What to work on -
All the data below should be printed again without a single difference.

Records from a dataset
━━━
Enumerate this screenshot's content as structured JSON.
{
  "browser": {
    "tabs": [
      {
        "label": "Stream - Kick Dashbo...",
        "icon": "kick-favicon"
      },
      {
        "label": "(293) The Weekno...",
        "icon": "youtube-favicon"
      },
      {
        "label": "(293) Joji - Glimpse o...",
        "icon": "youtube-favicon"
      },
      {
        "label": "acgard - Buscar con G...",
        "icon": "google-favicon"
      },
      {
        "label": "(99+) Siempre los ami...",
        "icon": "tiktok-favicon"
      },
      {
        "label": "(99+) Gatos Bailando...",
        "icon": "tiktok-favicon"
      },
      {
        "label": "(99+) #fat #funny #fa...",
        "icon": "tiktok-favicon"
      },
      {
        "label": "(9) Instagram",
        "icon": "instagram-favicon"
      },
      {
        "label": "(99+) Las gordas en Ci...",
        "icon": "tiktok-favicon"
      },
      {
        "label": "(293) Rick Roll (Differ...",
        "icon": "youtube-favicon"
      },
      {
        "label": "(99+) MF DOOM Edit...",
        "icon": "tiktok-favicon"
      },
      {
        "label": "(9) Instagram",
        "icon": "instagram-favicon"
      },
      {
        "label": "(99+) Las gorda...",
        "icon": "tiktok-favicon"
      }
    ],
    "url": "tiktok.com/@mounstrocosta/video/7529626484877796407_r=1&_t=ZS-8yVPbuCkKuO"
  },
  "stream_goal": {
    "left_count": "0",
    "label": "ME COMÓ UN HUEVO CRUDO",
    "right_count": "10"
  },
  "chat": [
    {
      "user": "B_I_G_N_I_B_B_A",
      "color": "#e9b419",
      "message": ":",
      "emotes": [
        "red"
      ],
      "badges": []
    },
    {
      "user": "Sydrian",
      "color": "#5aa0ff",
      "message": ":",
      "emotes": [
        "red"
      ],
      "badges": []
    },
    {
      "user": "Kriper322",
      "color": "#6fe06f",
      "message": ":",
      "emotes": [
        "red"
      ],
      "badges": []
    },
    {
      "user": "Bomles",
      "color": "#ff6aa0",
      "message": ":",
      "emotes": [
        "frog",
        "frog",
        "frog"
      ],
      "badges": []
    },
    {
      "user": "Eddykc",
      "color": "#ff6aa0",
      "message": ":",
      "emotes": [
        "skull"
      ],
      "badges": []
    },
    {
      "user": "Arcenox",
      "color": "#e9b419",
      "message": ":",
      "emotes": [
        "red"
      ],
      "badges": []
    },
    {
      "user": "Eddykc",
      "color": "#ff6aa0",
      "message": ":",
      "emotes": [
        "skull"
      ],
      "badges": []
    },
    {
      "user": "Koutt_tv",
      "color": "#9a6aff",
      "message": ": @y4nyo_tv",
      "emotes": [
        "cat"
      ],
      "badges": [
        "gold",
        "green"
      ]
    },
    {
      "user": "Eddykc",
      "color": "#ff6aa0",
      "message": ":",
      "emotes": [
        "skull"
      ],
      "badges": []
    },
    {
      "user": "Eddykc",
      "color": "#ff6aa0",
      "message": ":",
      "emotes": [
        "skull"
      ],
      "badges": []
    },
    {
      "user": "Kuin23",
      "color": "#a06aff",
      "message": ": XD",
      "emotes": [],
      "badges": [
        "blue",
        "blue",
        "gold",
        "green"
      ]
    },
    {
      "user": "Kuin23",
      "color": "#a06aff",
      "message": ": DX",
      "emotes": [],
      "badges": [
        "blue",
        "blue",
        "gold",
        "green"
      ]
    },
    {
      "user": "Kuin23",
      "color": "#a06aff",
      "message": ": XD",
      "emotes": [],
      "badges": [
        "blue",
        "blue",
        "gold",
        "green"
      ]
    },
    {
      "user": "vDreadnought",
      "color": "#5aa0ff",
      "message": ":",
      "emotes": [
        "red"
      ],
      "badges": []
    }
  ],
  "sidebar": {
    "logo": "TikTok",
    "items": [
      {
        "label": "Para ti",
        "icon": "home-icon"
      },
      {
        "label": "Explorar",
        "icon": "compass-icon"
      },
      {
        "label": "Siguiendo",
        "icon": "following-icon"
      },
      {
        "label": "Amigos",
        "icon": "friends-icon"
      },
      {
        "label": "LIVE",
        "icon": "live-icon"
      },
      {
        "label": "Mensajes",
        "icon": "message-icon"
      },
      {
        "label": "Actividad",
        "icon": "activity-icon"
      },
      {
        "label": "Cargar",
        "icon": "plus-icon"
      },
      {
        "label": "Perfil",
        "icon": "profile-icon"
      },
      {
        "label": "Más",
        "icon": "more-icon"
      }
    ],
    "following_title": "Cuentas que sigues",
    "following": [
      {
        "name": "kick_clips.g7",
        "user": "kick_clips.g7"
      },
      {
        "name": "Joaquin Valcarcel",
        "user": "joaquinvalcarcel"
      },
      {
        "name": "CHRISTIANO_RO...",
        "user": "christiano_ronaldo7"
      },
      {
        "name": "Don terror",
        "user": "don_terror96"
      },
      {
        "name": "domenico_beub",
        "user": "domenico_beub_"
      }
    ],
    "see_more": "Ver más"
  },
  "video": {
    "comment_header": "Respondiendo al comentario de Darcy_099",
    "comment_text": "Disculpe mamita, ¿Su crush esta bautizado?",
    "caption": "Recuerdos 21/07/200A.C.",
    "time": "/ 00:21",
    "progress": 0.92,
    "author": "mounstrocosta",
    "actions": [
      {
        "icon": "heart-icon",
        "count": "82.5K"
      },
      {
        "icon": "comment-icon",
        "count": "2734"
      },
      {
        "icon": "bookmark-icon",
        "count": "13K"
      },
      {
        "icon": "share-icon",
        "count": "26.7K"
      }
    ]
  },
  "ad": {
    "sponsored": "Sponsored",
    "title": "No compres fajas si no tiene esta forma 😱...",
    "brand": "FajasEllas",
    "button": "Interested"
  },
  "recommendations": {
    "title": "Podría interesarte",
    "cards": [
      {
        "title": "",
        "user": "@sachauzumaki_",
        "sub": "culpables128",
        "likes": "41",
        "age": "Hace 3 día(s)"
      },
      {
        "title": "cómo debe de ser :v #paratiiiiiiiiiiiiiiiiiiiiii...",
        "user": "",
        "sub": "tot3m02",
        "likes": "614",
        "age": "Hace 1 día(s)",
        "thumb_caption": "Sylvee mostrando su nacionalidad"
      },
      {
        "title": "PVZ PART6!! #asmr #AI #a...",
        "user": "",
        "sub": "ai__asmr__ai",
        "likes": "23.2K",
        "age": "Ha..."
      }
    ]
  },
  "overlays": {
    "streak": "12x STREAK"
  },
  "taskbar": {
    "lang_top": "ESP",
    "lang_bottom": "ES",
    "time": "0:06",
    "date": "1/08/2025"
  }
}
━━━
Expected answer -
Enumerate this screenshot's content as structured JSON.
{
  "browser": {
    "tabs": [
      {
        "label": "Stream - Kick Dashbo...",
        "icon": "kick-favicon"
      },
      {
        "label": "(293) The Weekno...",
        "icon": "youtube-favicon"
      },
      {
        "label": "(293) Joji - Glimpse o...",
        "icon": "youtube-favicon"
      },
      {
        "label": "acgard - Buscar con G...",
        "icon": "google-favicon"
      },
      {
        "label": "(99+) Siempre los ami...",
        "icon": "tiktok-favicon"
      },
      {
        "label": "(99+) Gatos Bailando...",
        "icon": "tiktok-favicon"
      },
      {
        "label": "(99+) #fat #funny #fa...",
        "icon": "tiktok-favicon"
      },
      {
        "label": "(9) Instagram",
        "icon": "instagram-favicon"
      },
      {
        "label": "(99+) Las gordas en Ci...",
        "icon": "tiktok-favicon"
      },
      {
        "label": "(293) Rick Roll (Differ...",
        "icon": "youtube-favicon"
      },
      {
        "label": "(99+) MF DOOM Edit...",
        "icon": "tiktok-favicon"
      },
      {
        "label": "(9) Instagram",
        "icon": "instagram-favicon"
      },
      {
        "label": "(99+) Las gorda...",
        "icon": "tiktok-favicon"
      }
    ],
    "url": "tiktok.com/@mounstrocosta/video/7529626484877796407_r=1&_t=ZS-8yVPbuCkKuO"
  },
  "stream_goal": {
    "left_count": "0",
    "label": "ME COMÓ UN HUEVO CRUDO",
    "right_count": "10"
  },
  "chat": [
    {
      "user": "B_I_G_N_I_B_B_A",
      "color": "#e9b419",
      "message": ":",
      "emotes": [
        "red"
      ],
      "badges": []
    },
    {
      "user": "Sydrian",
      "color": "#5aa0ff",
      "message": ":",
      "emotes": [
        "red"
      ],
      "badges": []
    },
    {
      "user": "Kriper322",
      "color": "#6fe06f",
      "message": ":",
      "emotes": [
        "red"
      ],
      "badges": []
    },
    {
      "user": "Bomles",
      "color": "#ff6aa0",
      "message": ":",
      "emotes": [
        "frog",
        "frog",
        "frog"
      ],
      "badges": []
    },
    {
      "user": "Eddykc",
      "color": "#ff6aa0",
      "message": ":",
      "emotes": [
        "skull"
      ],
      "badges": []
    },
    {
      "user": "Arcenox",
      "color": "#e9b419",
      "message": ":",
      "emotes": [
        "red"
      ],
      "badges": []
    },
    {
      "user": "Eddykc",
      "color": "#ff6aa0",
      "message": ":",
      "emotes": [
        "skull"
      ],
      "badges": []
    },
    {
      "user": "Koutt_tv",
      "color": "#9a6aff",
      "message": ": @y4nyo_tv",
      "emotes": [
        "cat"
      ],
      "badges": [
        "gold",
        "green"
      ]
    },
    {
      "user": "Eddykc",
      "color": "#ff6aa0",
      "message": ":",
      "emotes": [
        "skull"
      ],
      "badges": []
    },
    {
      "user": "Eddykc",
      "color": "#ff6aa0",
      "message": ":",
      "emotes": [
        "skull"
      ],
      "badges": []
    },
    {
      "user": "Kuin23",
      "color": "#a06aff",
      "message": ": XD",
      "emotes": [],
      "badges": [
        "blue",
        "blue",
        "gold",
        "green"
      ]
    },
    {
      "user": "Kuin23",
      "color": "#a06aff",
      "message": ": DX",
      "emotes": [],
      "badges": [
        "blue",
        "blue",
        "gold",
        "green"
      ]
    },
    {
      "user": "Kuin23",
      "color": "#a06aff",
      "message": ": XD",
      "emotes": [],
      "badges": [
        "blue",
        "blue",
        "gold",
        "green"
      ]
    },
    {
      "user": "vDreadnought",
      "color": "#5aa0ff",
      "message": ":",
      "emotes": [
        "red"
      ],
      "badges": []
    }
  ],
  "sidebar": {
    "logo": "TikTok",
    "items": [
      {
        "label": "Para ti",
        "icon": "home-icon"
      },
      {
        "label": "Explorar",
        "icon": "compass-icon"
      },
      {
        "label": "Siguiendo",
        "icon": "following-icon"
      },
      {
        "label": "Amigos",
        "icon": "friends-icon"
      },
      {
        "label": "LIVE",
        "icon": "live-icon"
      },
      {
        "label": "Mensajes",
        "icon": "message-icon"
      },
      {
        "label": "Actividad",
        "icon": "activity-icon"
      },
      {
        "label": "Cargar",
        "icon": "plus-icon"
      },
      {
        "label": "Perfil",
        "icon": "profile-icon"
      },
      {
        "label": "Más",
        "icon": "more-icon"
      }
    ],
    "following_title": "Cuentas que sigues",
    "following": [
      {
        "name": "kick_clips.g7",
        "user": "kick_clips.g7"
      },
      {
        "name": "Joaquin Valcarcel",
        "user": "joaquinvalcarcel"
      },
      {
        "name": "CHRISTIANO_RO...",
        "user": "christiano_ronaldo7"
      },
      {
        "name": "Don terror",
        "user": "don_terror96"
      },
      {
        "name": "domenico_beub",
        "user": "domenico_beub_"
      }
    ],
    "see_more": "Ver más"
  },
  "video": {
    "comment_header": "Respondiendo al comentario de Darcy_099",
    "comment_text": "Disculpe mamita, ¿Su crush esta bautizado?",
    "caption": "Recuerdos 21/07/200A.C.",
    "time": "/ 00:21",
    "progress": 0.92,
    "author": "mounstrocosta",
    "actions": [
      {
        "icon": "heart-icon",
        "count": "82.5K"
      },
      {
        "icon": "comment-icon",
        "count": "2734"
      },
      {
        "icon": "bookmark-icon",
        "count": "13K"
      },
      {
        "icon": "share-icon",
        "count": "26.7K"
      }
    ]
  },
  "ad": {
    "sponsored": "Sponsored",
    "title": "No compres fajas si no tiene esta forma 😱...",
    "brand": "FajasEllas",
    "button": "Interested"
  },
  "recommendations": {
    "title": "Podría interesarte",
    "cards": [
      {
        "title": "",
        "user": "@sachauzumaki_",
        "sub": "culpables128",
        "likes": "41",
        "age": "Hace 3 día(s)"
      },
      {
        "title": "cómo debe de ser :v #paratiiiiiiiiiiiiiiiiiiiiii...",
        "user": "",
        "sub": "tot3m02",
        "likes": "614",
        "age": "Hace 1 día(s)",
        "thumb_caption": "Sylvee mostrando su nacionalidad"
      },
      {
        "title": "PVZ PART6!! #asmr #AI #a...",
        "user": "",
        "sub": "ai__asmr__ai",
        "likes": "23.2K",
        "age": "Ha..."
      }
    ]
  },
  "overlays": {
    "streak": "12x STREAK"
  },
  "taskbar": {
    "lang_top": "ESP",
    "lang_bottom": "ES",
    "time": "0:06",
    "date": "1/08/2025"
  }
}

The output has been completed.